Element data from apps and pages:
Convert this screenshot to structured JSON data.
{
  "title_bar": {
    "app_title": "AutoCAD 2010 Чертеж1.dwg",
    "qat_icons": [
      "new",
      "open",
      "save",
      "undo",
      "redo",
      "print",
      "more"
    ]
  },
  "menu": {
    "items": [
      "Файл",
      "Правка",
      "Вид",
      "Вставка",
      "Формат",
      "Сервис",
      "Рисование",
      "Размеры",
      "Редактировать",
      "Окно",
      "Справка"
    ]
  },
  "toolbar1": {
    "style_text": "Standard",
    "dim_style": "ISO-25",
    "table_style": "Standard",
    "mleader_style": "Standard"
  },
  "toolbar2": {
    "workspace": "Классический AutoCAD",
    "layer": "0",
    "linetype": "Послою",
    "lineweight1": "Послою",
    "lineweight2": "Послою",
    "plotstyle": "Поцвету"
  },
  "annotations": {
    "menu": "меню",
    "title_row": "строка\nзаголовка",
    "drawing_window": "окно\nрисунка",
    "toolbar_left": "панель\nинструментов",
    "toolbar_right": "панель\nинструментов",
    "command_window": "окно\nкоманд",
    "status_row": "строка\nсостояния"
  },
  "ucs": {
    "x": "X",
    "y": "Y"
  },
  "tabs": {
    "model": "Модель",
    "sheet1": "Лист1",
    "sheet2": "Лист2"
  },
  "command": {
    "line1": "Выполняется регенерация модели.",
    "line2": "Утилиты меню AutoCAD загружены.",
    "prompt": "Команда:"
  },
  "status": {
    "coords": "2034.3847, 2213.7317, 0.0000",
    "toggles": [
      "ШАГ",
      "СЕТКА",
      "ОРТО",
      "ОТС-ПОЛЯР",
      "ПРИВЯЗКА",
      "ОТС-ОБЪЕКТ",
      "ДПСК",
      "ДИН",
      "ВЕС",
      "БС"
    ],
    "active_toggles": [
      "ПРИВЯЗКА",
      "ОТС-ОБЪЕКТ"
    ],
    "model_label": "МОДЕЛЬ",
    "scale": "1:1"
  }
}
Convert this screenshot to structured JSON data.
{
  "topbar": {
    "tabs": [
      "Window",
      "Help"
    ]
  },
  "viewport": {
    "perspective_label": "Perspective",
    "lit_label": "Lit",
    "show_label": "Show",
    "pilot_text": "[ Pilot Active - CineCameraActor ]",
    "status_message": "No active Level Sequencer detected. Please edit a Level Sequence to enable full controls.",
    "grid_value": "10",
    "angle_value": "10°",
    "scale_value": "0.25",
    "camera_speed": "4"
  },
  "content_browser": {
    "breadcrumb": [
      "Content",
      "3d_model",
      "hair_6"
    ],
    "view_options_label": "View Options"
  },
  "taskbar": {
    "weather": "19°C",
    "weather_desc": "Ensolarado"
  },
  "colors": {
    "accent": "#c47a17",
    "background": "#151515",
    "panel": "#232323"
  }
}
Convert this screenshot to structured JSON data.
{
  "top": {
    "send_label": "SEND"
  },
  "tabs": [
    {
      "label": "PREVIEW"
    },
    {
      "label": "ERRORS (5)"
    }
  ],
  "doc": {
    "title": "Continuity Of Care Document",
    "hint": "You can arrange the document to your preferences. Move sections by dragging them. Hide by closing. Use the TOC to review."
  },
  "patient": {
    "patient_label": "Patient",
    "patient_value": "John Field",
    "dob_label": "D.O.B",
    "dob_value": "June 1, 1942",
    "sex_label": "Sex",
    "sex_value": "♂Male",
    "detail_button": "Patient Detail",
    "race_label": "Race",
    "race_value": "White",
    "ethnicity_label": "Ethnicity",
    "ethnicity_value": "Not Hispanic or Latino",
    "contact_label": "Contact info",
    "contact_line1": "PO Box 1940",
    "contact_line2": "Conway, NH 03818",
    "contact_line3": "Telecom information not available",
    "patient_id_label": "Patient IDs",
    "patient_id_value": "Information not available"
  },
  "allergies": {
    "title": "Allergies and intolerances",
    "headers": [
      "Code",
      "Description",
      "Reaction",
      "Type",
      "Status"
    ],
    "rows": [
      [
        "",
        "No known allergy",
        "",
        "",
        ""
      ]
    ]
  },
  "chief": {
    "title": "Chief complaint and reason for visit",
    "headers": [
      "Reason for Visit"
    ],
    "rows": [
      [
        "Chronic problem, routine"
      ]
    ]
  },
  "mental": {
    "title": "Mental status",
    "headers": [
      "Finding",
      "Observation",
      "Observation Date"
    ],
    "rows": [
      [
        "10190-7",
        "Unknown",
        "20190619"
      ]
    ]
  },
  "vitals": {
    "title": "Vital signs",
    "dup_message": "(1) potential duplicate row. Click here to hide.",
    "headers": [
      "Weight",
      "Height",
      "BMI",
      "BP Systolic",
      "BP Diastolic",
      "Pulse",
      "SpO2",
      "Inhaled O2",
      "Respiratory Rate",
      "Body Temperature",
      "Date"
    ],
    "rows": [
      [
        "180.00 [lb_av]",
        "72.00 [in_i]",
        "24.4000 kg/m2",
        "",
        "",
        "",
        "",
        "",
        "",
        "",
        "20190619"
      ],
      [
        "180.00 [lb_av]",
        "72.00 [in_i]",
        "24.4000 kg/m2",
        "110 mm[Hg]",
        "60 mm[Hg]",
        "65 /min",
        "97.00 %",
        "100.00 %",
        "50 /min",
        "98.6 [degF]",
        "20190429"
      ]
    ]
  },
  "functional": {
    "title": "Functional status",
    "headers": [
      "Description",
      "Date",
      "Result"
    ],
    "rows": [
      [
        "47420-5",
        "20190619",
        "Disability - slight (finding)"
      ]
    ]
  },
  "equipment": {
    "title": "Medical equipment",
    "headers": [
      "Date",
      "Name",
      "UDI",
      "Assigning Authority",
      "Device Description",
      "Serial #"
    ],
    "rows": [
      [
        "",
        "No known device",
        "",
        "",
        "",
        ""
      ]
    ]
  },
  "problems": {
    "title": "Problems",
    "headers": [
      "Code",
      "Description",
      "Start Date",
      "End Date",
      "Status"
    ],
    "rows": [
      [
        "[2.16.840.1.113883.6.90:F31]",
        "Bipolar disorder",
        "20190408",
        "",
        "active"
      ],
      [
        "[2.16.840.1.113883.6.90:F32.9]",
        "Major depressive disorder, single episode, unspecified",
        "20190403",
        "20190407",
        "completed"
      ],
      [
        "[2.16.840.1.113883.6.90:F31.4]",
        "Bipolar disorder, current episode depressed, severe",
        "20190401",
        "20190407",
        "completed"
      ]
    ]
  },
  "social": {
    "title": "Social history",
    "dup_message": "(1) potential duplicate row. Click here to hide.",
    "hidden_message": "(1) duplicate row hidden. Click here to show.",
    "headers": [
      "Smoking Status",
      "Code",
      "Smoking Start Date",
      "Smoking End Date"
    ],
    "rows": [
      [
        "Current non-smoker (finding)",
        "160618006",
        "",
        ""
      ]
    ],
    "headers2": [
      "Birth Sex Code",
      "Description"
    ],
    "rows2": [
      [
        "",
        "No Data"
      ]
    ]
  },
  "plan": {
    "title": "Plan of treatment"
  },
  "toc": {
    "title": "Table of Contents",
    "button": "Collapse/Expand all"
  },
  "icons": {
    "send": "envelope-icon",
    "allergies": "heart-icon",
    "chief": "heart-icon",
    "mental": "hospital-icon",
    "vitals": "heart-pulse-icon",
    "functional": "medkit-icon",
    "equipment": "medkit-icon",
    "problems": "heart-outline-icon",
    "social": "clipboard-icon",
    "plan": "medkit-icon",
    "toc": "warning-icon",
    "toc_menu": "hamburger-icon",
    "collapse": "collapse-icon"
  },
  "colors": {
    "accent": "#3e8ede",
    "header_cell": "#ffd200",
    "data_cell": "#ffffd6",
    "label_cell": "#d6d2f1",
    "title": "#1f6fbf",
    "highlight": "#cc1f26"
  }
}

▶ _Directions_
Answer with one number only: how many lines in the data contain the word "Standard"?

▶ _Exercise response_
3